the driver in question was a young woman driving by herself and from the look on her face I think she just didn't see it. I think she would have stopped but I fear my wrath was quite evident as we went past each other. Fortunately when I got to the tort I found it only had some minor abrasions to the legs and chips in the carapace. I'm sure she was wondering wtf just happened but otherwise she appeared to be ok. I humped her off the road about 50 yards in the direction she had been going and placed a small plate of water in front of her, marked the spot and came back an hour or two later. Tort was gone, water was gone (plate had grit and greens in it so she may have had a sip) and the tail ends. :-)

Re: question about moving turtles across roads

Posted: May 20th, 2017, 11:45 am
by ackee
If there is a line of cars behind you doing 60+ mph, honking and passing if you merely slow down the option of stopping to assist a turtle in the middle of the road does not realistically exist.
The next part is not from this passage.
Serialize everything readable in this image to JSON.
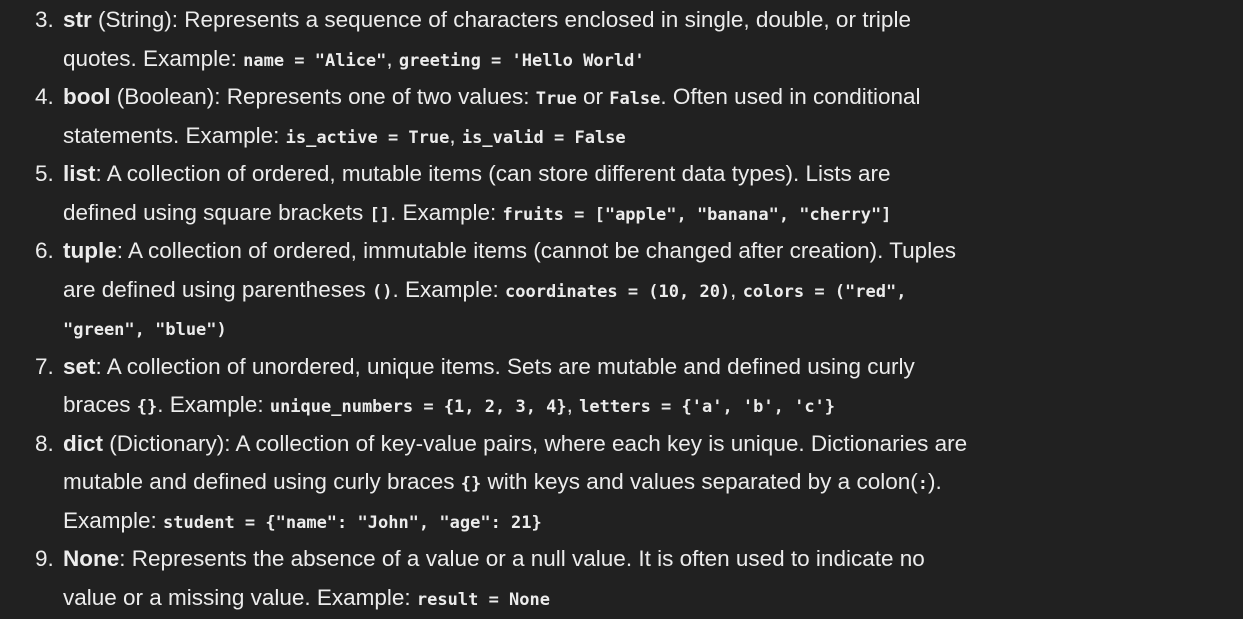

These are typical conditions here in the crowded NE, especially during morning commuting time when most turtles are active, so hoping for the best is really all you can do under these circumstances. Pulling off onto the shoulder and dashing into heavy traffic is not only dangerous but can get you arrested for being a damned fool.

Re: question about moving turtles across roads

Posted: May 21st, 2017, 7:50 pm
by Zach Cava
lateralis wrote:You are welcome Kelly, the animal's welfare is first and foremost to me.

the driver in question was a young woman driving by herself and from the look on her face I think she just didn't see it. I think she would have stopped but I fear my wrath was quite evident as we went past each other. Fortunately when I got to the tort I found it only had some minor abrasions to the legs and chips in the carapace. I'm sure she was wondering wtf just happened but otherwise she appeared to be ok. I humped her off the road about 50 yards in the direction she had been going and placed a small plate of water in front of her, marked the spot and came back an hour or two later. Tort was gone, water was gone (plate had grit and greens in it so she may have had a sip) and the tail ends. :-)
yep, I worked with desert tortoises for several years out west, but as ackee noted, road conditions can be a bit less forgiving here in the NE...